[90] “Lot Smith Circle Is Duly Organized,” Deseret News, April 6, 1909, 5 and Fisher, Utah and the Civil War, 144–47. Margaret Fisher was the first president of the Lot Smith Circle of the Ladies of the Grand Army of the Republic.

[91] “G.A.R. Controversy Settled at Last,” Deseret News, June 13, 1910, 6.

[92] Fisher, Utah and the Civil War, 146–47.

[93] Fisher, Utah and the Civil War, 150–55.

[94] Journal of the Forty-First National Encampment of the Grand Army of the Republic (Zanesville, OH: Courier Company, 1907), 178–79.

[95] “Out After Encampment,” Deseret News, September 6, 1907, 1.

[96] “Veteran Hosts at Next GAR Encampment,” Deseret News, December 19, 1908, 20.

[97] Journal of the Forty-Second National Encampment of the Grand Army of the Republic, at Toledo, Ohio (Kansas City, MO: John C. Bovard, n.d.), 241–53.

[98] The table below lists known Utah GAR membership figures for the years surrounding the 1909 GAR National Encampment in Salt Lake City. (These figures are extracted from the official GAR National Encampment Journals for the year following each date; not all journals were available for review.)


Utah Posts

Utah Membership

June 1904



June 1905



June 1906



June 1907



December 1910



December 1912



It is worth noting that in 1909, the year Salt Lake City sponsored the GAR National Encampment, a GAR member from Utah was elected to national GAR leadership for the first time; William M. Bostaph was elected national “Senior Vice-Commander-in-Chief.” See Journal of the Forty-Fifth National Encampment, 121.

Please see the following chapter by Ardis Parshall for a discussion of the GAR’s 1909 National Encampment in Utah.

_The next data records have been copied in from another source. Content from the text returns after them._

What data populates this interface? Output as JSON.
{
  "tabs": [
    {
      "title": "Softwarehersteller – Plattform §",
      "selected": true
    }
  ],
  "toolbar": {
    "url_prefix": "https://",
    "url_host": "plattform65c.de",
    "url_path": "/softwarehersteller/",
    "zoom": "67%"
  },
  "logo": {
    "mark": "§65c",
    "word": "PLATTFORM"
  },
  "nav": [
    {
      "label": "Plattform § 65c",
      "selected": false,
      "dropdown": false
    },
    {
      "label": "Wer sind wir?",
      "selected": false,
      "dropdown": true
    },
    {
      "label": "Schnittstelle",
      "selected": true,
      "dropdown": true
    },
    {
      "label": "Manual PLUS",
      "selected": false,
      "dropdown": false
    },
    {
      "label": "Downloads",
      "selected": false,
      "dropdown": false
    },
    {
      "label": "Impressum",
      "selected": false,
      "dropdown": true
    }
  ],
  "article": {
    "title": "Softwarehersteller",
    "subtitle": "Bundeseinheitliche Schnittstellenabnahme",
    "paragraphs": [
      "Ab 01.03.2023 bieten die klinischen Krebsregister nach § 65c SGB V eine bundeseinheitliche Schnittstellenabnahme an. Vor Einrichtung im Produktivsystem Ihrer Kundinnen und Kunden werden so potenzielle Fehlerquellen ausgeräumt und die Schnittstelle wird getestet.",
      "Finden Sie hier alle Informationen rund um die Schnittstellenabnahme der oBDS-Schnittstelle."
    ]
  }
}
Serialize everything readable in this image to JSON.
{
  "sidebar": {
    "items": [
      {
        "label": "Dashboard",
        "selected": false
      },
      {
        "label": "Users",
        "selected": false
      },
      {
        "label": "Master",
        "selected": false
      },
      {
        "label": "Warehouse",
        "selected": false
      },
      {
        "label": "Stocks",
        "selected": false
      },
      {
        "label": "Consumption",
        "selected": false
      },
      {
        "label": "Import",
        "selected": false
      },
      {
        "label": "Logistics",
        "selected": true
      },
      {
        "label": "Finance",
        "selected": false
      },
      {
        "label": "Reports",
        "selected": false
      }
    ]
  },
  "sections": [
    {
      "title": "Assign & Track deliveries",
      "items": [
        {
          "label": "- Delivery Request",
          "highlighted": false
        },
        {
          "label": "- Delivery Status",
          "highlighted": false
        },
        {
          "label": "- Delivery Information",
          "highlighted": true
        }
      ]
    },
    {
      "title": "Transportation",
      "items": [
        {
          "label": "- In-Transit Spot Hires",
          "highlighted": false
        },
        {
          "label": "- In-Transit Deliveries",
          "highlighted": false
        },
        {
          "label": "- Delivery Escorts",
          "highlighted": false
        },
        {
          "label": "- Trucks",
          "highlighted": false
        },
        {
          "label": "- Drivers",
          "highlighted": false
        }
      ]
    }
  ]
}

[99] Beath, History of the Grand Army of the Republic, 51.

[100] Beath, History of the Grand Army of the Republic, 31.

[101] Captain Charles E. Nash, “When We Were Boys in Blue,” in Canteen and Haversack of the Grand Army of the Republic. The Largest and Most Complete Collection of Choice Recitations, Readings and Veteran War Songs, Also, Statistics, Records, Historical Events, etc. etc., comp. Isaac C. Tyson, vol. 1, nos. 19 and 20 (March 1893): 42–43.

[102] Beath, History of the Grand Army of the Republic, 31.

[103] Fisher, Utah and the Civil War, 140.

[104] “In 1881 the GAR formed the Sons of Veterans of the United States of America (SV) to carry on its traditions and memory long after the GAR had ceased to exist. Membership was open to any man who could prove ancestry to a member of the GAR or to a veteran eligible for membership in the GAR In later years, men who did not have the ancestry to qualify for hereditary membership, but who demonstrated a genuine interest in the Civil War and could subscribe to the purpose and objectives of the SUVCW, were admitted as Associates. This practice continues today.” See Grand Army of the Republic Records Project,

[105] Emma Ramsey Morris, “What the Grand Army of the Republic Means to Us,” Young Woman’s Journal, August 1909, 369.